1:17 - Manufacturing has suddenly gotten complicated. Flew up to a nearby space station to buy some suspension fluid, which I could use to make electron vapers, which turned into antimatter, which I could transform into warp cells for my hyperdrive. Met a lovely Korvax named Laius who didn’t have anything interesting to say. Told him that I knew the Korvax word for rare. He was not impressed.

1:19 - Left Laius behind and warped to another region of the galaxy.

1:23 - Performed a quick interstellar scan and found a marker for a rare monolith on a very toxic planet nearby. While there, my character saw a strange vision. “I feel sure conviction that great power awaits me if I travel to this distant place,” he thought. Then the monolith gave me a warp cell.

1:24 - My hazard meter was plummeting in this toxic atmosphere. My suit was failing. Needed to get out of there ASAP. Ran to my ship, slammed on the launch thrusters, and watched my ship get stuck inside of a giant mushroom. Couldn’t land. Couldn’t take off. Couldn’t get out. Was slowly dying. Reset the game.

1:30 - Revisited the monolith. Went back to my ship. Same fucking thing.

1:33 - Tried a third time, this time destroying the giant mushroom before launching my thrusters.

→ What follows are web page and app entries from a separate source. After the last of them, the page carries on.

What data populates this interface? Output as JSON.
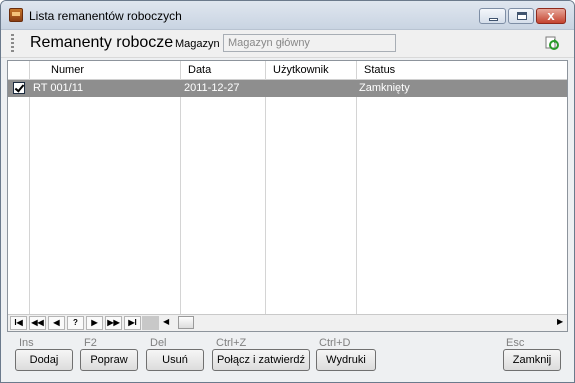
{
  "window": {
    "title": "Lista remanentów roboczych",
    "close_glyph": "x"
  },
  "toolbar": {
    "heading": "Remanenty robocze",
    "magazyn_label": "Magazyn",
    "magazyn_value": "Magazyn główny"
  },
  "grid": {
    "columns": [
      "Numer",
      "Data",
      "Użytkownik",
      "Status"
    ],
    "rows": [
      {
        "checked": true,
        "numer": "RT 001/11",
        "data": "2011-12-27",
        "uzytkownik": "",
        "status": "Zamknięty"
      }
    ],
    "nav": {
      "first": "I◀",
      "prev_page": "◀◀",
      "prev": "◀",
      "search": "?",
      "next": "▶",
      "next_page": "▶▶",
      "last": "▶I"
    }
  },
  "actions": {
    "dodaj": {
      "shortcut": "Ins",
      "label": "Dodaj"
    },
    "popraw": {
      "shortcut": "F2",
      "label": "Popraw"
    },
    "usun": {
      "shortcut": "Del",
      "label": "Usuń"
    },
    "polacz": {
      "shortcut": "Ctrl+Z",
      "label": "Połącz i zatwierdź"
    },
    "wydruki": {
      "shortcut": "Ctrl+D",
      "label": "Wydruki"
    },
    "zamknij": {
      "shortcut": "Esc",
      "label": "Zamknij"
    }
  },
  "colors": {
    "selected_row": "#8e8e8e",
    "close_button": "#c4432f"
  }
}
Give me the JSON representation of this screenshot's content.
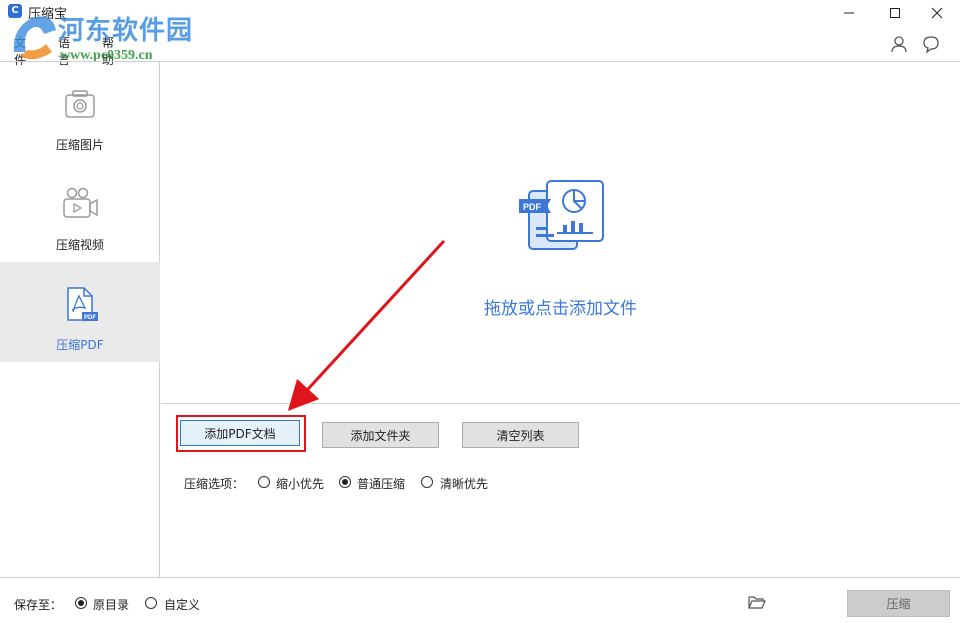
{
  "window": {
    "title": "压缩宝",
    "logo_letter": "C"
  },
  "watermark": {
    "title": "河东软件园",
    "url": "www.pc0359.cn"
  },
  "menu": {
    "file": "文件",
    "language": "语言",
    "help": "帮助"
  },
  "sidebar": {
    "items": [
      {
        "label": "压缩图片",
        "icon": "camera-icon",
        "active": false
      },
      {
        "label": "压缩视频",
        "icon": "video-camera-icon",
        "active": false
      },
      {
        "label": "压缩PDF",
        "icon": "pdf-file-icon",
        "active": true
      }
    ]
  },
  "dropzone": {
    "text": "拖放或点击添加文件",
    "icon": "pdf-documents-icon",
    "icon_badge": "PDF"
  },
  "toolbar": {
    "add_pdf": "添加PDF文档",
    "add_folder": "添加文件夹",
    "clear_list": "清空列表"
  },
  "options": {
    "label": "压缩选项：",
    "choices": [
      {
        "label": "缩小优先",
        "checked": false
      },
      {
        "label": "普通压缩",
        "checked": true
      },
      {
        "label": "清晰优先",
        "checked": false
      }
    ]
  },
  "footer": {
    "save_label": "保存至：",
    "choices": [
      {
        "label": "原目录",
        "checked": true
      },
      {
        "label": "自定义",
        "checked": false
      }
    ],
    "compress_button": "压缩"
  },
  "colors": {
    "accent": "#3b78d8",
    "highlight": "#e0141b"
  }
}
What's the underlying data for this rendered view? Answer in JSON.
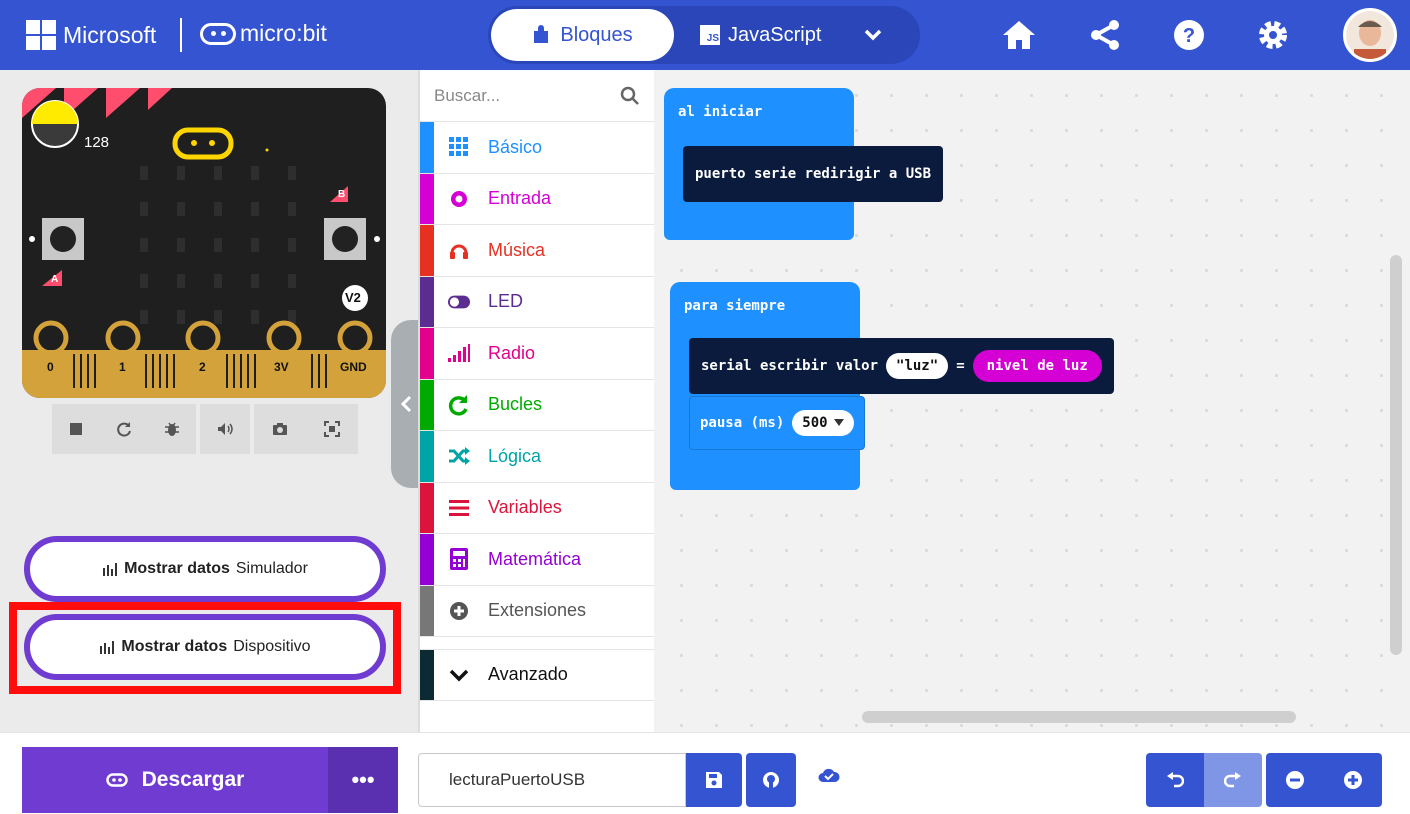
{
  "header": {
    "brand": "Microsoft",
    "product": "micro:bit",
    "mode_blocks": "Bloques",
    "mode_js": "JavaScript",
    "js_badge": "JS"
  },
  "simulator": {
    "light_level": "128",
    "button_a": "A",
    "button_b": "B",
    "version_badge": "V2",
    "pins": [
      "0",
      "1",
      "2",
      "3V",
      "GND"
    ],
    "show_data_sim_label": "Mostrar datos",
    "show_data_sim_target": "Simulador",
    "show_data_dev_label": "Mostrar datos",
    "show_data_dev_target": "Dispositivo"
  },
  "toolbox": {
    "search_placeholder": "Buscar...",
    "categories": [
      {
        "label": "Básico",
        "color": "#1e90ff",
        "icon": "grid-icon"
      },
      {
        "label": "Entrada",
        "color": "#d400d4",
        "icon": "circle-icon"
      },
      {
        "label": "Música",
        "color": "#e63022",
        "icon": "headphones-icon"
      },
      {
        "label": "LED",
        "color": "#5c2d91",
        "icon": "toggle-icon"
      },
      {
        "label": "Radio",
        "color": "#e3008c",
        "icon": "signal-icon"
      },
      {
        "label": "Bucles",
        "color": "#00aa00",
        "icon": "loop-icon"
      },
      {
        "label": "Lógica",
        "color": "#00a4a6",
        "icon": "shuffle-icon"
      },
      {
        "label": "Variables",
        "color": "#dc143c",
        "icon": "lines-icon"
      },
      {
        "label": "Matemática",
        "color": "#9400d3",
        "icon": "calculator-icon"
      },
      {
        "label": "Extensiones",
        "color": "#777777",
        "icon": "plus-circle-icon"
      },
      {
        "label": "Avanzado",
        "color": "#0b2a33",
        "icon": "chevron-down-icon"
      }
    ]
  },
  "workspace": {
    "on_start": "al iniciar",
    "serial_redirect": "puerto serie redirigir a USB",
    "forever": "para siempre",
    "serial_write": "serial escribir valor",
    "serial_key": "luz",
    "equals": "=",
    "light_level_block": "nivel de luz",
    "pause": "pausa (ms)",
    "pause_value": "500"
  },
  "footer": {
    "download": "Descargar",
    "more": "•••",
    "project_name": "lecturaPuertoUSB"
  },
  "colors": {
    "header_blue": "#3454d1",
    "purple": "#6f3bd1",
    "highlight_red": "#ff0d0d",
    "block_blue": "#1e90ff",
    "serial_navy": "#0b1b3d",
    "input_magenta": "#d400d4"
  }
}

Ship took off without a problem. Jason 1, Mushrooms 0.

1:35 - Recharged my hyperdrive and went back into space. Now I had two options: should I follow the monolith’s path to an Atlas Station (and apparent “great power”) or head towards the center of the galaxy, which is allegedly full of secrets and candy? Chose the Atlas Station.

1:40 - Entered a new region of the galaxy, where I again scanned for interesting stuff. Discovered an abandoned outpost on a nearby planet.

1:43 - Landed on the planet. Found a save point and a big building. Discovered an item called a Grahgrah—“Gas inhaled by Vy’keen warriors to temporarily increase lung capacity and allow high quality battle screams.” Nice. I’ve always wanted higher-quality battle screams.

1:45 - Expected to have to break open the door of the abandoned building, but it was already open. Inside, I found blueprints for an upgrade to my suit. Had enough materials for another warp cell; just needed to get my hands on more suspension fluid.

1:49 - After a brief pitstop to suck resources from the planet like bone marrow, I flew back into space and used my pulse drive to fly to a nearby space station. Then I ran into a dilemma. Suspension fluid was way too expensive. At this space station, it was marked with a gold star—meaning it was a premium good. They had jacked up the price from 21k to 43k. Because I am Jewish, this was unacceptable.

1:51 - It was time for a workaround. I headed back to the space station’s airlock and found the ship of a visiting space alien, who I could barter and trade with. He’d sell me suspension fluid for closer to 22k units, which was far more acceptable. Don’t let space stations rob you blind, kids.

1:53 - Used my new goodies to build yet another warp cell, then went back to space and took to the galaxy map once again. Now I was just three warps away from the Atlas Station. I didn’t know what I’d discover there, but I was excited to find out.

1:56 - Time for one more stop before this log ends. Landed on a barren planet and found a massive alien trading outpost. Talked to one of the aliens. He was terrified of me. I insisted that I had come in peace but he just got mad. My standing with the Korvax race had decreased, the game said. Jerks.

2:00 - That was it. In just two hours had explored several regions of the galaxy, met six aliens, and stripped away the precious resources of countless planets across the universe. There was just one thing left to do.

Since then, I’ve spent another 2-3 hours with No Man’s Sky, and so far I’m having a blast. It’s a lovely, serene space adventure that was clearly designed for people who love exploring. Don’t expect this to be the space game of all space games—it’s clear from the beginning that there are a very set number of things you can do—but if you’re into chill exploration games, this will probably be up your alley.

Also worth noting: while playing today, my game crashed to the PS4 menu several times, usually while I was warping.

Our full review will be up soon—whenever Kirk feels like he’s played it thoroughly enough. Stay tuned.